**WORK INSTRUCTIONS**
Whenever the word "OIDC" turns up in a line of the data below, copy that line.
::::::::
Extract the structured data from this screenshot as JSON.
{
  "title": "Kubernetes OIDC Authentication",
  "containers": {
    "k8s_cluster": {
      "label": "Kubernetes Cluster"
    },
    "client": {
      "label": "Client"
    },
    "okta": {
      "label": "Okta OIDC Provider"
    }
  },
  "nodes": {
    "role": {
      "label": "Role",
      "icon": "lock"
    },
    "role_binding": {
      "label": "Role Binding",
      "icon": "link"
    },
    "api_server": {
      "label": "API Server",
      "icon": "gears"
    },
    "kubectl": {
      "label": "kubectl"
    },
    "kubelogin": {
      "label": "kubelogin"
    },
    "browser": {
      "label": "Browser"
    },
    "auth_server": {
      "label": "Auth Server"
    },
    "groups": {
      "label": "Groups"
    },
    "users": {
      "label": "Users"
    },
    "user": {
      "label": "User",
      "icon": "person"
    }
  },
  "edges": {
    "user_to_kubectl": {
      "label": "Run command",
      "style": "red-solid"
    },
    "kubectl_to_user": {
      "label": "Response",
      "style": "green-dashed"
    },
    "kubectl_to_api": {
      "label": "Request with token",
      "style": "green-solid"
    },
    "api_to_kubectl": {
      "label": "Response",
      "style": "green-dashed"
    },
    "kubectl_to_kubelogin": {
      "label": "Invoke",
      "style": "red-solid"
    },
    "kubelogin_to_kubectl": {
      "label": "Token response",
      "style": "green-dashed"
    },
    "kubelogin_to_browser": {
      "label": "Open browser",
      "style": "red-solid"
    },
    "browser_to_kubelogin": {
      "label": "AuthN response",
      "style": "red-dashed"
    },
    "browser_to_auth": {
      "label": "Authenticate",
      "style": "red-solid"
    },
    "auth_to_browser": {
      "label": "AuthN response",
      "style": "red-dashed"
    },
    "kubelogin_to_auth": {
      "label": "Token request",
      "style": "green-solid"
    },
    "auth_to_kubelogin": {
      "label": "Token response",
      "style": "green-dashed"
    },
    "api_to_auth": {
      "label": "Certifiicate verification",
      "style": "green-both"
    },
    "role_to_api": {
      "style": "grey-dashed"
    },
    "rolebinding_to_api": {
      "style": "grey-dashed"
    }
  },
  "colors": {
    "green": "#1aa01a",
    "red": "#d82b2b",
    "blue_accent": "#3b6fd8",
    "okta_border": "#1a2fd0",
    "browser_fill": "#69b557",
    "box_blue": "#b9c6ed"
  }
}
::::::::
**COMPLETED EXERCISE**
  "title": "Kubernetes OIDC Authentication",
      "label": "Okta OIDC Provider"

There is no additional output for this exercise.